|12||Do you understand?||35||You may use my signal to answer this.|
|13||I understand.||37||Inform all interested.|
|14||What is the weather?||39||Important, with priority on through wire.|
|15||For you and others to copy.||44||Answer promptly by wire.|
|18||What’s the trouble?||73||Best Regards.|
|19||Form 19 (absolute) train order.||77||I have a message for you.|
|21||Stop for meal.||88||Love and kisses.|
|22||Wire test.||91||Superintendent’s signal.|
|23||All stations copy.||92||Deliver Promptly.|
|24||Repeat this back.||134||Who is at the key?|
Two non-standard codes, rarely used, were coined within the amateur radiotelegraph service. The Young Ladies Radio League (YLRL) organized in 1939 and quickly coined ’33’ as “Love sealed with mutual respect and friendship between one YL and another YL”. More recently, ’72’ has been used in QRP operation to signify a ’73’ sent with reduced transmitter power.
9 thoughts on “Morse Code Translator, Decoder, Alphabet”
Thanks for the great job. I need a refresher course.

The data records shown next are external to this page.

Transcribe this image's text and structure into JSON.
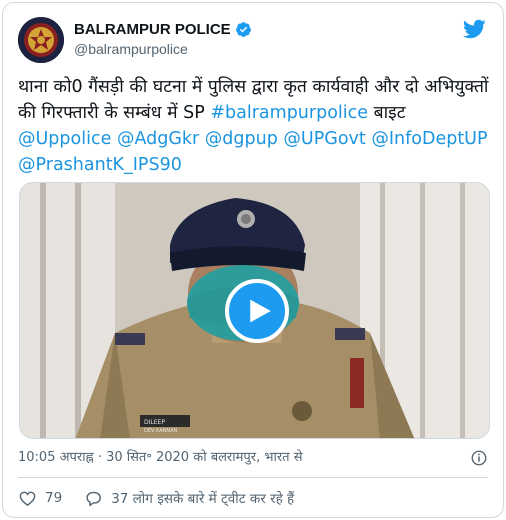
{
  "account": {
    "display_name": "BALRAMPUR POLICE",
    "handle": "@balrampurpolice"
  },
  "tweet": {
    "text_segments": [
      {
        "t": "थाना को0 गैंसड़ी की घटना में पुलिस द्वारा कृत कार्यवाही और दो अभियुक्तों की गिरफ्तारी के सम्बंध में SP ",
        "kind": "text"
      },
      {
        "t": "#balrampurpolice",
        "kind": "hashtag"
      },
      {
        "t": " बाइट ",
        "kind": "text"
      },
      {
        "t": "@Uppolice",
        "kind": "mention"
      },
      {
        "t": " ",
        "kind": "text"
      },
      {
        "t": "@AdgGkr",
        "kind": "mention"
      },
      {
        "t": " ",
        "kind": "text"
      },
      {
        "t": "@dgpup",
        "kind": "mention"
      },
      {
        "t": " ",
        "kind": "text"
      },
      {
        "t": "@UPGovt",
        "kind": "mention"
      },
      {
        "t": " ",
        "kind": "text"
      },
      {
        "t": "@InfoDeptUP",
        "kind": "mention"
      },
      {
        "t": " ",
        "kind": "text"
      },
      {
        "t": "@PrashantK_IPS90",
        "kind": "mention"
      }
    ]
  },
  "media": {
    "type": "video",
    "name_plate_line1": "DILEEP",
    "name_plate_line2": "DEV KANNAN"
  },
  "meta": {
    "timestamp": "10:05 अपराह्न · 30 सित॰ 2020 को बलरामपुर, भारत से"
  },
  "actions": {
    "likes": "79",
    "talk_label": "37 लोग इसके बारे में ट्वीट कर रहे हैं"
  },
  "colors": {
    "link": "#1b95e0",
    "twitter_blue": "#1d9bf0",
    "muted": "#536471",
    "border": "#cfd9de"
  },
  "icons": [
    "verified-badge-icon",
    "twitter-bird-icon",
    "play-icon",
    "info-icon",
    "heart-icon",
    "reply-bubble-icon"
  ]
}
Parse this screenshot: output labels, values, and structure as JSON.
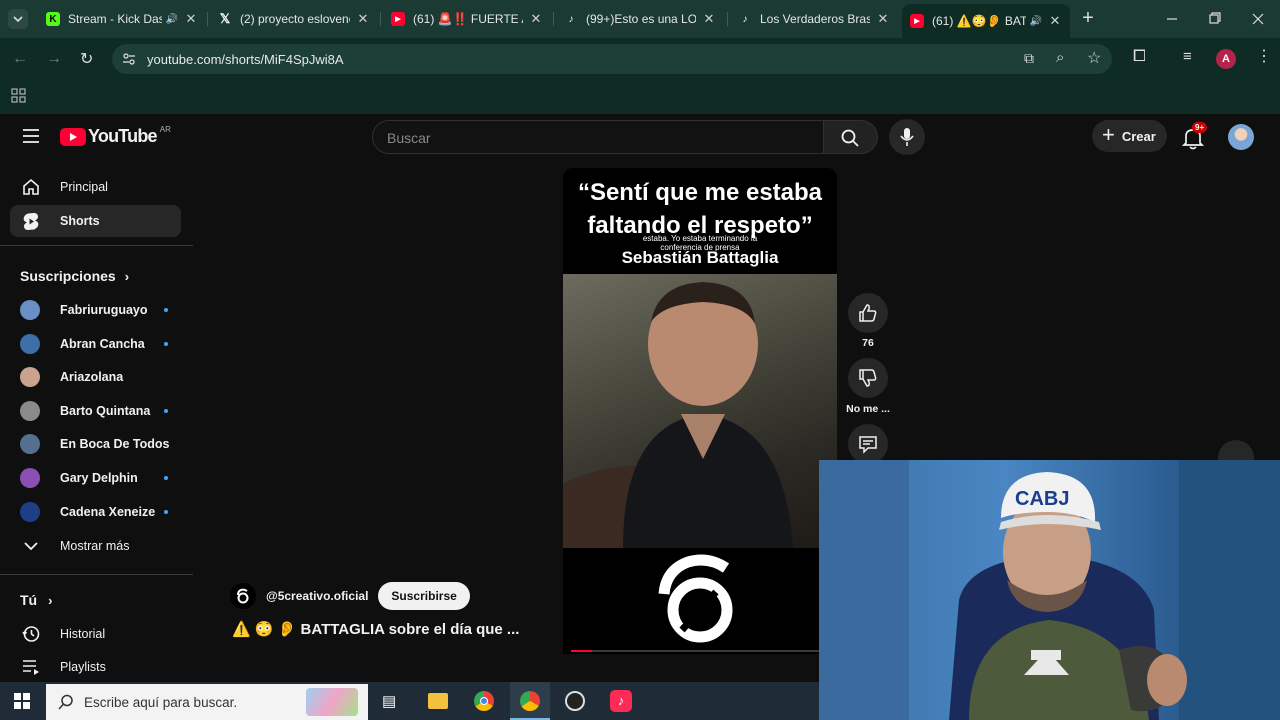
{
  "browser": {
    "tabs": [
      {
        "title": "Stream - Kick Das",
        "favicon": "kick-icon",
        "color": "#53fc18"
      },
      {
        "title": "(2) proyecto esloveno",
        "favicon": "x-icon",
        "color": "#ffffff"
      },
      {
        "title": "(61) 🚨‼️ FUERTE AM",
        "favicon": "youtube-icon",
        "color": "#ff0033"
      },
      {
        "title": "(99+)Esto es una LOC",
        "favicon": "tiktok-icon",
        "color": "#ffffff"
      },
      {
        "title": "Los Verdaderos Brasil",
        "favicon": "tiktok-icon",
        "color": "#ffffff"
      },
      {
        "title": "(61) ⚠️😳👂 BAT",
        "favicon": "youtube-icon",
        "color": "#ff0033"
      }
    ],
    "url": "youtube.com/shorts/MiF4SpJwi8A",
    "profile_initial": "A"
  },
  "youtube": {
    "logo_text": "YouTube",
    "region": "AR",
    "search_placeholder": "Buscar",
    "create_label": "Crear",
    "notifications_badge": "9+",
    "sidebar": {
      "main": [
        {
          "label": "Principal",
          "icon": "home-icon"
        },
        {
          "label": "Shorts",
          "icon": "shorts-icon"
        }
      ],
      "subscriptions_heading": "Suscripciones",
      "subscriptions": [
        {
          "name": "Fabriuruguayo",
          "dot": true,
          "color": "#6a8fc7"
        },
        {
          "name": "Abran Cancha",
          "dot": true,
          "color": "#3d6fa8"
        },
        {
          "name": "Ariazolana",
          "dot": false,
          "color": "#c9a38e"
        },
        {
          "name": "Barto Quintana",
          "dot": true,
          "color": "#8a8a8a"
        },
        {
          "name": "En Boca De Todos",
          "dot": false,
          "color": "#556f8f"
        },
        {
          "name": "Gary Delphin",
          "dot": true,
          "color": "#8a4fb5"
        },
        {
          "name": "Cadena Xeneize",
          "dot": true,
          "color": "#1d3f86"
        }
      ],
      "show_more": "Mostrar más",
      "you_heading": "Tú",
      "you_items": [
        {
          "label": "Historial",
          "icon": "history-icon"
        },
        {
          "label": "Playlists",
          "icon": "playlists-icon"
        }
      ]
    },
    "short": {
      "quote": "“Sentí que me estaba faltando el respeto”",
      "caption_overlay": "estaba. Yo estaba terminando la conferencia de prensa",
      "speaker": "Sebastián Battaglia",
      "progress": 0.08,
      "likes": "76",
      "dislike_label": "No me ...",
      "channel": "@5creativo.oficial",
      "subscribe_label": "Suscribirse",
      "title": "⚠️ 😳 👂 BATTAGLIA sobre el día que ..."
    },
    "webcam_cap_text": "CABJ"
  },
  "taskbar": {
    "search_placeholder": "Escribe aquí para buscar."
  }
}
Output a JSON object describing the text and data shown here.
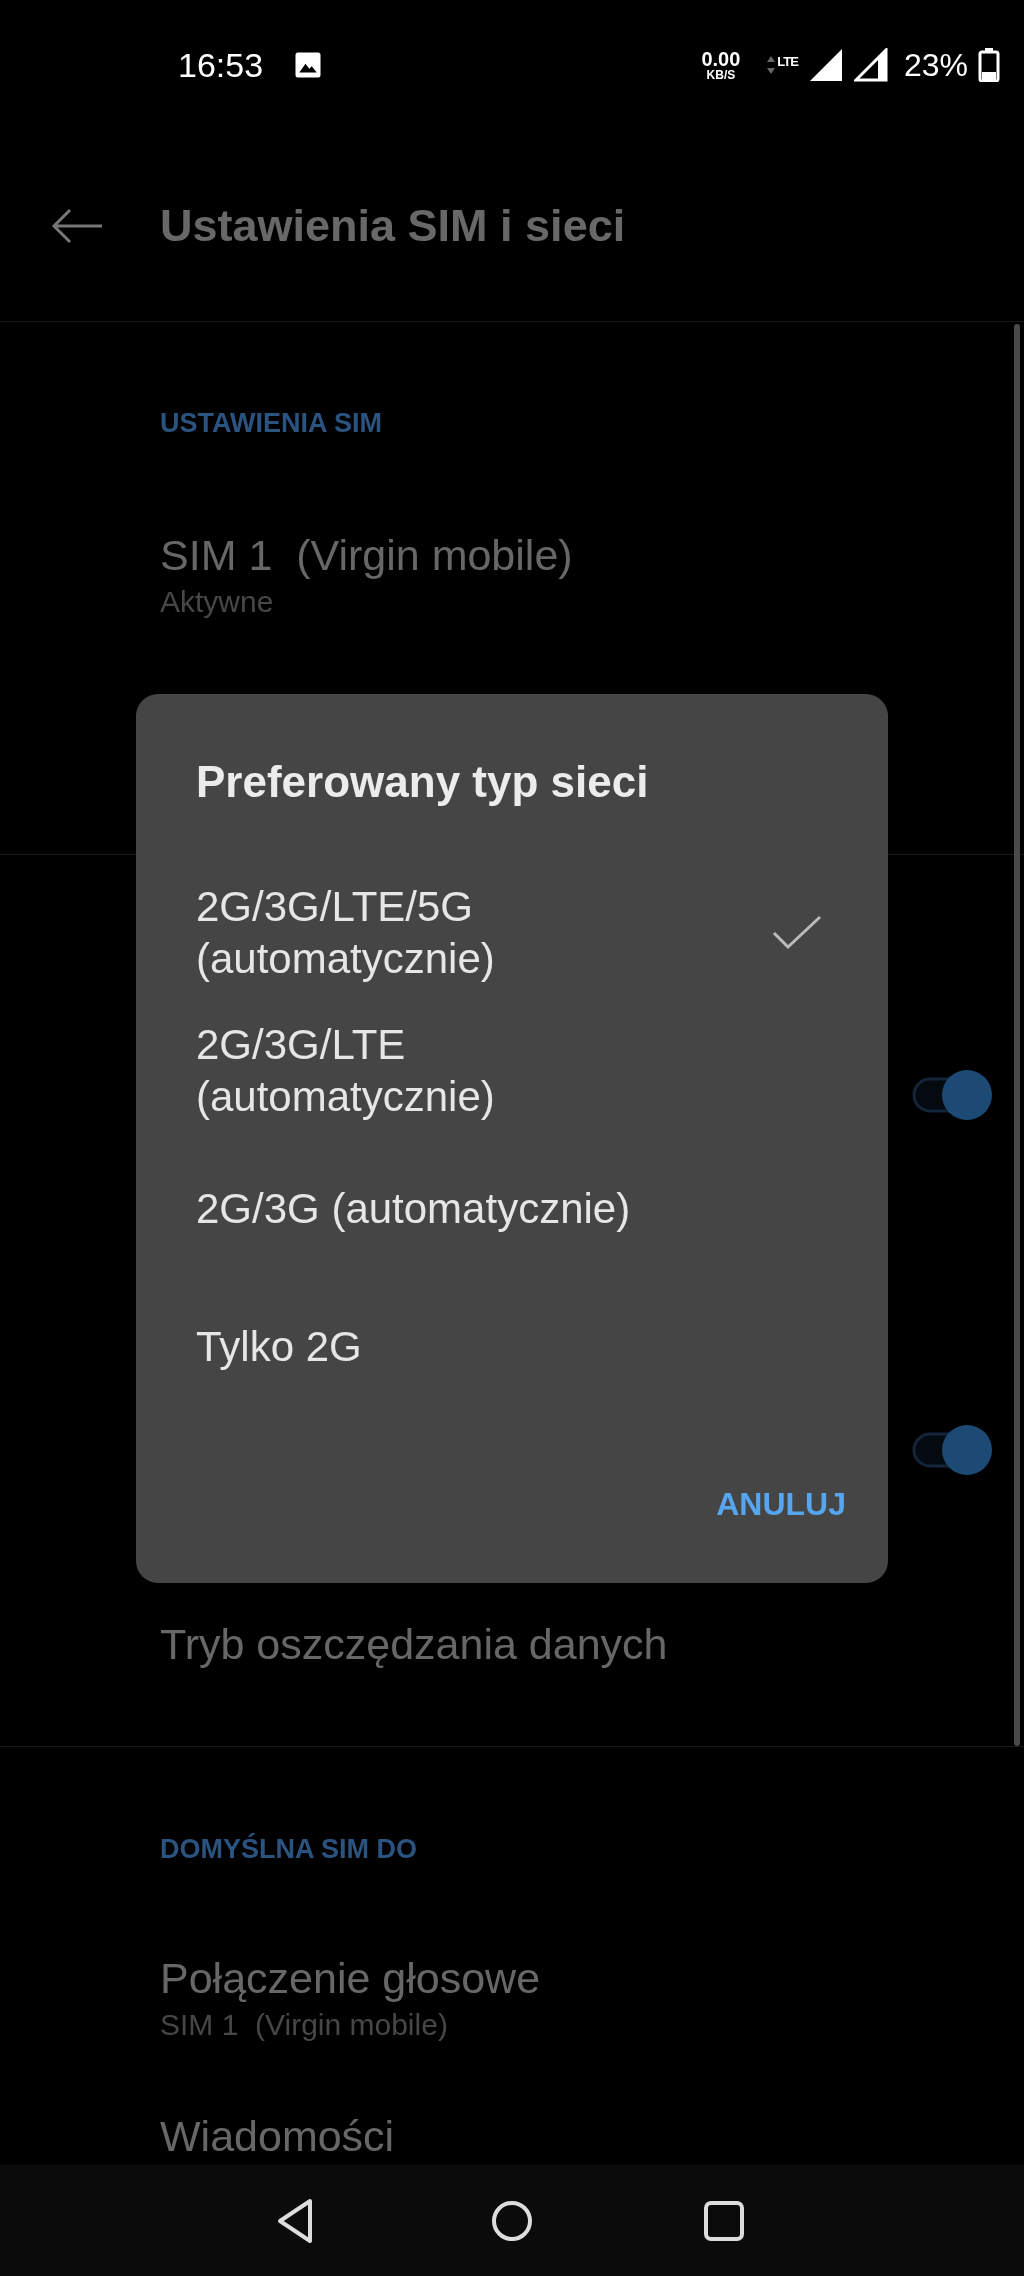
{
  "status_bar": {
    "time": "16:53",
    "data_speed": "0.00",
    "data_unit": "KB/S",
    "network": "LTE",
    "battery": "23%"
  },
  "header": {
    "title": "Ustawienia SIM i sieci"
  },
  "sections": [
    {
      "kind": "sim",
      "label": "USTAWIENIA SIM",
      "items": [
        {
          "kind": "entry",
          "title": "SIM 1  (Virgin mobile)",
          "subtitle": "Aktywne"
        }
      ]
    },
    {
      "kind": "plain",
      "items": [
        {
          "kind": "toggle",
          "on": true
        },
        {
          "kind": "toggle",
          "on": true
        },
        {
          "kind": "entry",
          "title": "Tryb oszczędzania danych"
        }
      ]
    },
    {
      "kind": "defaults",
      "label": "DOMYŚLNA SIM DO",
      "items": [
        {
          "kind": "entry",
          "title": "Połączenie głosowe",
          "subtitle": "SIM 1  (Virgin mobile)"
        },
        {
          "kind": "entry",
          "title": "Wiadomości"
        }
      ]
    }
  ],
  "dialog": {
    "title": "Preferowany typ sieci",
    "options": [
      {
        "label": "2G/3G/LTE/5G (automatycznie)",
        "selected": true
      },
      {
        "label": "2G/3G/LTE (automatycznie)",
        "selected": false
      },
      {
        "label": "2G/3G (automatycznie)",
        "selected": false
      },
      {
        "label": "Tylko 2G",
        "selected": false
      }
    ],
    "button": "ANULUJ"
  }
}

I hear a lot of 44 from German hams. To me thi makes no sense.
73 de Tom OH6VDA.
Using an old ‘press related’ number code, but I think it means “will contact by email”
I have heard 44 used as a salutation in WWFF contacts. It means the 4 directions and the 4 elements earth, wind fire and water.
Usual misspelt Juliett + Alfa.
Really extensive and complete listing of amateur radio codes and abbreviations. Thanx for putting it together.
noticed one typo, though, in Morse code character list:
. – – – – . is ‘ (single quote or apostrophe)
Take ur ? Out so u can talk
Thank you for the implicit invitation to dust off a key that I haven’t used since my Scouting days. KD2KPC